André: I watched the College Cup and am extremely hype about the potential of lots of players who might enter the draft, but as of right now, the Spirit only have two draft picks (26th overall, 3rd round; 37th overall, 4th round). While it might hurt to lose out on a top-10 talent, finding ways to add picks in what’s expected to be a deeply talented class is probably the smartest approach.

Although I reserve the right to change my mind if Michelle Cooper registers for the draft.

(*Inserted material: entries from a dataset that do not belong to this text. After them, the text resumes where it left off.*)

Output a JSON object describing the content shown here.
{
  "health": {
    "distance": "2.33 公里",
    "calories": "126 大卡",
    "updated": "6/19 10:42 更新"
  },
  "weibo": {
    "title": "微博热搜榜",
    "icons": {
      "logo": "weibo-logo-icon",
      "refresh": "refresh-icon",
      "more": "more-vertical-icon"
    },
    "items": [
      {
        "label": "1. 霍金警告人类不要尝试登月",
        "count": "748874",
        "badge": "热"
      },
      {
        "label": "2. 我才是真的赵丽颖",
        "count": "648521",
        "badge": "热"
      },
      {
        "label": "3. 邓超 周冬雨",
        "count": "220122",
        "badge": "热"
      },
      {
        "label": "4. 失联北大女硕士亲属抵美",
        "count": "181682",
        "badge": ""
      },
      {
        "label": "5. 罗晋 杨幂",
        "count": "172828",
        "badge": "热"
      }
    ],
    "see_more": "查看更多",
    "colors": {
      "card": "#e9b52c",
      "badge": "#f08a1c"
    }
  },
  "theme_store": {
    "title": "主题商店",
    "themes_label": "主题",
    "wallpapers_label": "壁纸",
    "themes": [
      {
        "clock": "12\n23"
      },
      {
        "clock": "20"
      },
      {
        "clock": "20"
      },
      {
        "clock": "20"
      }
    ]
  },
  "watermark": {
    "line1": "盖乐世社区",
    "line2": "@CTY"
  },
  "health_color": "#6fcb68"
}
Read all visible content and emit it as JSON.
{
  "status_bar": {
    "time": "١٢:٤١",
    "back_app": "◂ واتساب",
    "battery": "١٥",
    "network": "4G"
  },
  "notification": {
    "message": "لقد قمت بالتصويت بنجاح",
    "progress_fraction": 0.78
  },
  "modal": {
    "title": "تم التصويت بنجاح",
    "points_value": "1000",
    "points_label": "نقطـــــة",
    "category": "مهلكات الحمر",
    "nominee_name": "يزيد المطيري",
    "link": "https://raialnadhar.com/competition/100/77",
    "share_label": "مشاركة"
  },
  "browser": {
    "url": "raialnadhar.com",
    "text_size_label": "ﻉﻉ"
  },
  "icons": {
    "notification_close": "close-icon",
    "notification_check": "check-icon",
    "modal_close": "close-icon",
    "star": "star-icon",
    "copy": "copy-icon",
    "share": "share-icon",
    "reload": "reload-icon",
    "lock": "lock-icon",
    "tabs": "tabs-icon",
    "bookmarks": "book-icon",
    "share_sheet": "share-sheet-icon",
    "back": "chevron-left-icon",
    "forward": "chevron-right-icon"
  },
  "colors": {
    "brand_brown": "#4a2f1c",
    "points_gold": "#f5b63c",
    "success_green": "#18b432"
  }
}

Ok, last question. Goalscoring is becoming a requisite for success in the NWSL. In 2021 only three teams scored 30 or more goals, in 2022 that number grew to six. Can the current Spirit attack rise to that challenge, or should they consider shaking things up?

Annie: This is absolutely an achievable goal for the Spirit. In 2022, the Spirit were number five in the league in shots but only had an 11.5% conversion rate. The problem often seemed to be a lack of confidence among many on this young squad in knowing when to take the shot, and when to pass to a teammate for a higher percentage shot.

Hopefully having an experienced coach can help build confidence and skill to increase the number of players who can reliably score. Adding veteran depth pieces wouldn’t hurt.

Jo: Despite the underwhelming results of last season, I think this goal for upcoming season isn't unreachable. For the 2022 season, the Spirit averaged 1.18 goals per game, with many players being out (from being called up to the National team or with injury). There were games after player absences where the team just wasn’t clicking, which resulted in fewer attack-heavy games, in turn decreasing scoring chances.

There were games where the team was struggling offensively but still managed to create good goalscoring opportunities. With a veteran coach and new signings, hopefully more of those moments will end with the ball in the net. With a few tweaks I could see the team hitting the 30 goal mark this season.

André: Playing exclusively at Audi will have a major impact on the consistency of the team and their performances. However, I’m not sold on that being enough to remedy their goal output, even under Parsons. Though the Spirit sought possession, they were at their best in transition. Sullivan’s long ball distribution is excellent, we know what Sanchez can do to panicked and backpedaling defenders, and the only defender alive who can stay with Rodman in a sprint is a healthy Sarah Gorden.

However, the team’s primary goalscorer, Ashley Hatch, is a traditional forward who’s good in the air and most dangerous between the keeper and penalty spot. A center forward who’s a threat in transition, and even outside of the box, would give the Spirit routes to goal that they don’t presently have.